These troubled economic times have transformed many of us in the Graphic Arts into senior level executives. What I mean is that we must all manage a long list of multiple priorities on a daily basis. Each and every day we are asked to get more done with fewer resources of every type. So, success is now defined by our ability to prioritize and organize the many tasks we must complete each day.
My preferred method of daily organization is to sit at my kitchen table with a cup of coffee and my Moleskine notebook after the family has cleared out around 6:45am each day. I review previous to-do lists, look at emails that have come in overnight, and decide what needs to get done and in what order. This process takes no more than fifteen minutes and almost guarantees a successful day in which much will get done. The bad news is I only get to do this about half the time.

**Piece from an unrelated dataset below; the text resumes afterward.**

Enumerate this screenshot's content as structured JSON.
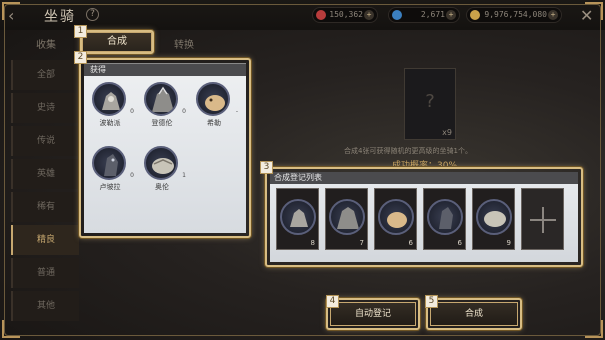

On the days that this does not happen, I have two techniques I use to get myself motivated. Technique one involves stopping everything I am doing closing my eyes for thirty seconds and trying to determine my number one priority and then starting work on this task. I refer to this as the “leading task method.” Technique two involves stopping everything I am doing and choosing the three tasks that would be easy to complete and get me rolling for the day. These three tasks are jotted on a post-it-note and worked one at a time, in order.

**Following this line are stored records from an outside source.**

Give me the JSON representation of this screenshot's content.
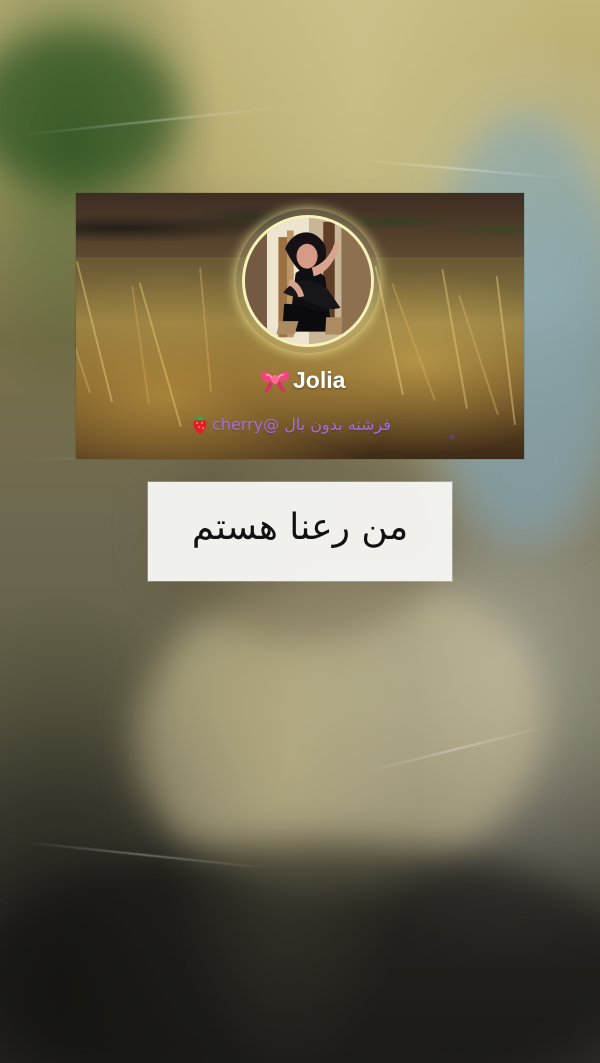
{
  "profile": {
    "name": "Jolia",
    "bio": "فرشته بدون بال @cherry",
    "bow_icon": "ribbon-bow-icon",
    "strawberry_icon": "strawberry-icon",
    "accent_bio_color": "#a16de1"
  },
  "caption": {
    "text": "من رعنا هستم"
  },
  "visual": {
    "background_image": "blurred-river-dress-background",
    "avatar_image": "profile-avatar-photo",
    "card_image": "golden-grass-profile-card"
  }
}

My conclusion is simple – stick to the written list method whenever possible. I have firsthand knowledge that it works. I have also seen the written list work for three very successful men I have known.

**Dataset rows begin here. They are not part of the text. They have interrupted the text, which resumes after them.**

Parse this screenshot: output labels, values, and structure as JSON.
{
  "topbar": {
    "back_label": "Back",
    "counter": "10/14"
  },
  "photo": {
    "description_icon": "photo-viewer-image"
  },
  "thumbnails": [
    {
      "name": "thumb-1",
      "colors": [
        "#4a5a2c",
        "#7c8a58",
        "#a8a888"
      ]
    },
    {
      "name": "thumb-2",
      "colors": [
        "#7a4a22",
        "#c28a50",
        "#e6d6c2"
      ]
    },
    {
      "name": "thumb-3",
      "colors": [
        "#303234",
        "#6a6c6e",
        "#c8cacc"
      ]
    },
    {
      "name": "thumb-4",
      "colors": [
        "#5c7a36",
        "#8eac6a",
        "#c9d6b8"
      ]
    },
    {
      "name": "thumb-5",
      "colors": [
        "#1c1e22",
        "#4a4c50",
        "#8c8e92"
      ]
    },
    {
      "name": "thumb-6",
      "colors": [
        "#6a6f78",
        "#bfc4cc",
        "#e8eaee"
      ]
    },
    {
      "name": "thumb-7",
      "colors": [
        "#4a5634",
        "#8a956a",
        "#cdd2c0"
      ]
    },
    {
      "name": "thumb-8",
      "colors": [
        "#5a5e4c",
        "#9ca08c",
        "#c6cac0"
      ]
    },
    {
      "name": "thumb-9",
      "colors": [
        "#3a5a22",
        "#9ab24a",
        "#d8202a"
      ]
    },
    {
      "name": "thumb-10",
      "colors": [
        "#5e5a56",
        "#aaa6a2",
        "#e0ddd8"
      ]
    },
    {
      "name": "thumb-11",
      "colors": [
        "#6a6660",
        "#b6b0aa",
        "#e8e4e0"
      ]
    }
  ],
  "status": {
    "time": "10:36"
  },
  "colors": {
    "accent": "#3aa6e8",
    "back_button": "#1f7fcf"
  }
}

The first is my late father, who from a very young age, I observed always working from a written list. For Dad, a written list even applied on days off to make sure all the work around the house was completed.
The second is the late Frank J. Marek who owned The Marek Group. While I did not know Frank well, I had the opportunity to work with him often back in my consulting days. He always had a hand written list of the day’s priorities.
The third is Ray Prince, who I observed almost 25 years ago at a TAGA conference writing out a list one morning with the title “Hot List” at the top of the page. I asked Ray about the list and he simply replied that it was his daily to-do list which was written freshly each morning.
While my ultimate success story has not been fully written, my Dad’s, Frank’s and Ray’s have – as my grandfather Harry taught me many years ago – don’t argue with success.
In my case without the list every morning there can be no focus – without focus there cannot be execution – without execution there can be no success.